An investment in FlexShares is subject to numerous risks, including possible loss of principal. Fund returns may not match the return of the respective indexes. The Funds are subject to the following principal risks: asset class; commodity; concentration; counterparty; currency; derivatives; dividend; emerging markets; equity securities; fluctuation of yield; foreign securities; geographic; income; industry concentration; inflation-protected securities; infrastructure-related companies; interest rate / maturity risk; issuer; large cap; management; market; market trading; mid cap stock; MLP; momentum; natural resources; new funds; non-diversification; passive investment; privatization; small cap stock; tracking error; value investing; and volatility risk. A full description of risks is in the prospectus.
- 1. In this analysis we are making a comparison between the differences between the 1-Year TIPS rates and the 1-Year nominal Treasury rates, the differences between the 5-Year TIPS rates and the 5-Year nominal Treasury rates and the differences between the 10-Year TIPS rates and the 10-Year nominal Treasury rates in order to construct a U.S. Breakeven 1-Year rate, U.S. Breakeven 5-Year rate and the U.S. Breakeven 10 Year rate using data available as of 1/11/2018. BES measure the difference in yield between similar maturity Treasury yields and the current yields on comparable TIPS.
- 2. Comparison of the Bloomberg Barclays US Treasury Total Return Index and Bloomberg Barclays US Treasury Inflation Notes Total Return Index of 12/29/2017.
- 3. S. Bureau of Economic Analysis, ” Fourth Quarter and Annual 2017 (Advance Estimate)” news release January 26, 2018, https://www.bea.gov/newsreleases/national/gdp/gdpnewsrelease.htm

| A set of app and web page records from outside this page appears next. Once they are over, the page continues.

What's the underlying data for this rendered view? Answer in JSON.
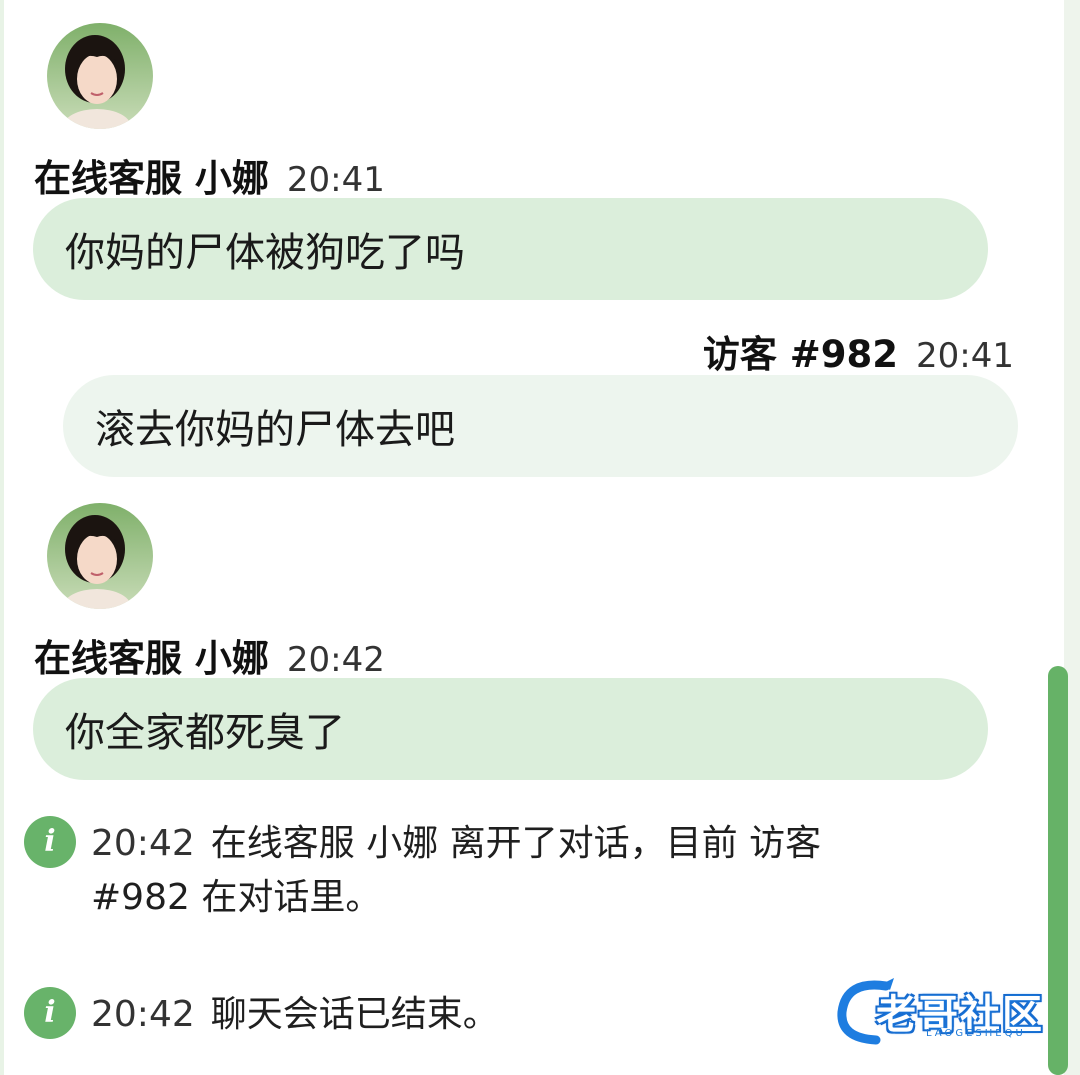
{
  "messages": [
    {
      "role": "agent",
      "sender": "在线客服 小娜",
      "time": "20:41",
      "text": "你妈的尸体被狗吃了吗"
    },
    {
      "role": "visitor",
      "sender": "访客 #982",
      "time": "20:41",
      "text": "滚去你妈的尸体去吧"
    },
    {
      "role": "agent",
      "sender": "在线客服 小娜",
      "time": "20:42",
      "text": "你全家都死臭了"
    }
  ],
  "system": [
    {
      "time": "20:42",
      "line1": "在线客服 小娜 离开了对话，目前 访客",
      "line2": "#982 在对话里。"
    },
    {
      "time": "20:42",
      "line1": "聊天会话已结束。"
    }
  ],
  "info_icon_glyph": "i",
  "watermark": {
    "text": "老哥社区",
    "sub": "LAOGESHEQU",
    "color": "#1e7de0"
  },
  "colors": {
    "agent_bubble": "#dbeedb",
    "visitor_bubble": "#edf5ee",
    "accent_green": "#66b267"
  }
}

- 4. Ibid
This article is brought to you courtesy of FlexShares.